\Be heard, get out and vote! The student union elections at Concordia are already underway.
There have been speeches and promises made at the start of classes. Candidates have been walking the campuses and its hallways with out-stretched hands and giant smiles, hoping to talk to students about their party’s platform. There have been cookies handed out to a captive audience on the shuttle bus from downtown to Loyola campus. What do students think of the elections? And do they care?
Thomas Paish is finishing his political science degree, and has been balancing school with full-time work for over seven years.
“When I come to school, I go to class and that’s it. That is all I have time for. Extra-circular activities . . . don’t interest me. The elections at school don’t interest me either.”
Most people asked about the elections this past weekend hanging around Sir George Williams campus shared a similar view. A lot of people had no idea who was running, what hopeful candidates stood for, or what positions were even up for grabs.
Emily Warner points out that students have a lot on their minds, especially now that it is the end of the school-year.
“I don’t have time to think about it. It’s embarrassing, but . . .I know nothing. I think that I just don’t care because I know nothing about it.”
Exams. Assignments. Presentations. Portfolios. These are the words that a lot of students used to respond when asked about the student union elections.
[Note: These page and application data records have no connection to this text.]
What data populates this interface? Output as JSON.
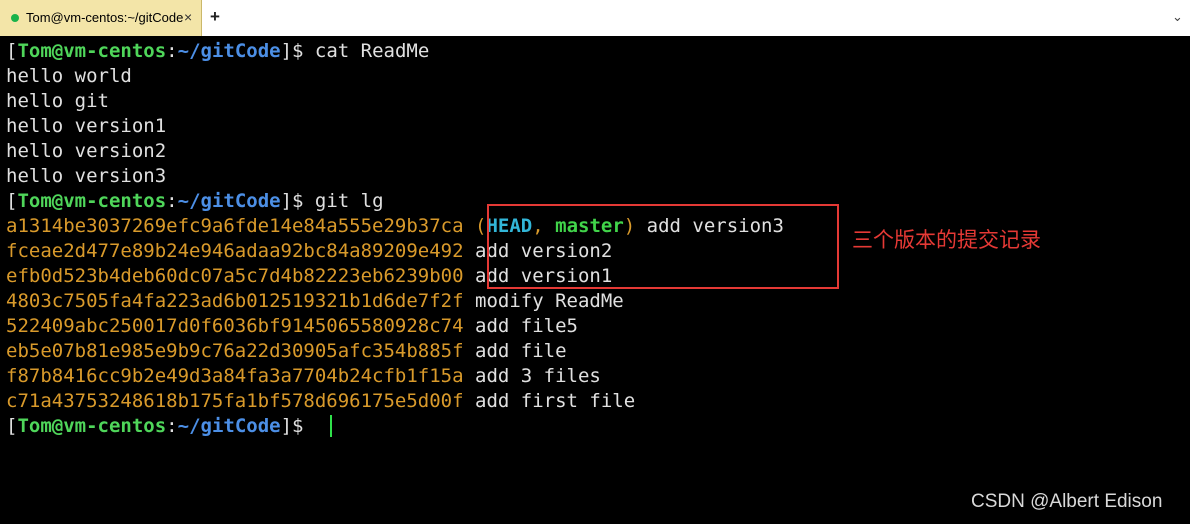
{
  "tab": {
    "title": "Tom@vm-centos:~/gitCode",
    "close_glyph": "×",
    "new_tab_glyph": "+",
    "menu_glyph": "⌄",
    "status_color": "#19b34a"
  },
  "prompt": {
    "open": "[",
    "user": "Tom@vm-centos",
    "colon": ":",
    "path": "~/gitCode",
    "close": "]$ "
  },
  "commands": {
    "cat": "cat ReadMe",
    "git": "git lg"
  },
  "readme_lines": [
    "hello world",
    "hello git",
    "hello version1",
    "hello version2",
    "hello version3"
  ],
  "commits": [
    {
      "hash": "a1314be3037269efc9a6fde14e84a555e29b37ca",
      "ref_head": "HEAD",
      "ref_master": "master",
      "message": "add version3"
    },
    {
      "hash": "fceae2d477e89b24e946adaa92bc84a89209e492",
      "message": "add version2"
    },
    {
      "hash": "efb0d523b4deb60dc07a5c7d4b82223eb6239b00",
      "message": "add version1"
    },
    {
      "hash": "4803c7505fa4fa223ad6b012519321b1d6de7f2f",
      "message": "modify ReadMe"
    },
    {
      "hash": "522409abc250017d0f6036bf9145065580928c74",
      "message": "add file5"
    },
    {
      "hash": "eb5e07b81e985e9b9c76a22d30905afc354b885f",
      "message": "add file"
    },
    {
      "hash": "f87b8416cc9b2e49d3a84fa3a7704b24cfb1f15a",
      "message": "add 3 files"
    },
    {
      "hash": "c71a43753248618b175fa1bf578d696175e5d00f",
      "message": "add first file"
    }
  ],
  "ref_punct": {
    "open": "(",
    "sep": ", ",
    "close": ")"
  },
  "annotation": "三个版本的提交记录",
  "watermark": "CSDN @Albert Edison",
  "colors": {
    "user": "#4fd65a",
    "path": "#4c8fe6",
    "hash": "#d99a2b",
    "head": "#32b6d8",
    "master": "#41d44a",
    "annotation": "#e53935"
  }
}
Some complained about elected candidates winning paid positions and others complained about empty promises that didn’t have an effect on their studies and lives.
This is not the whole picture. Some students have been paying attention to the campaigns and are thinking about who they are going to vote for. Amy Tea is one of these people paying attention.
“The student union elections at Concordia are just as frustrating and exciting as any other political race. My current favourite is Conscious Concordia, because part of their platform is that they will take a pay cut, which shows me a genuine interest in students’ well-being.”
Amy does also have her criticisms. “I did notice though that the CSU, I assume, took out a half page ad in The Mirror, reminding Concordia students to vote. That seems like a very irresponsible way to spend student funds, especially when the entire school is covered in posters, and will be long after the election.”
Money seemed to be a main focus for a lot of students. A lot of people did not know who was running or why, but instead debated how much candidates received for campaign publicity and the fairness of what they might get after being elected. While there is a lot of speculation and a lot of indifference, some students really do care about who will make up their student union next year.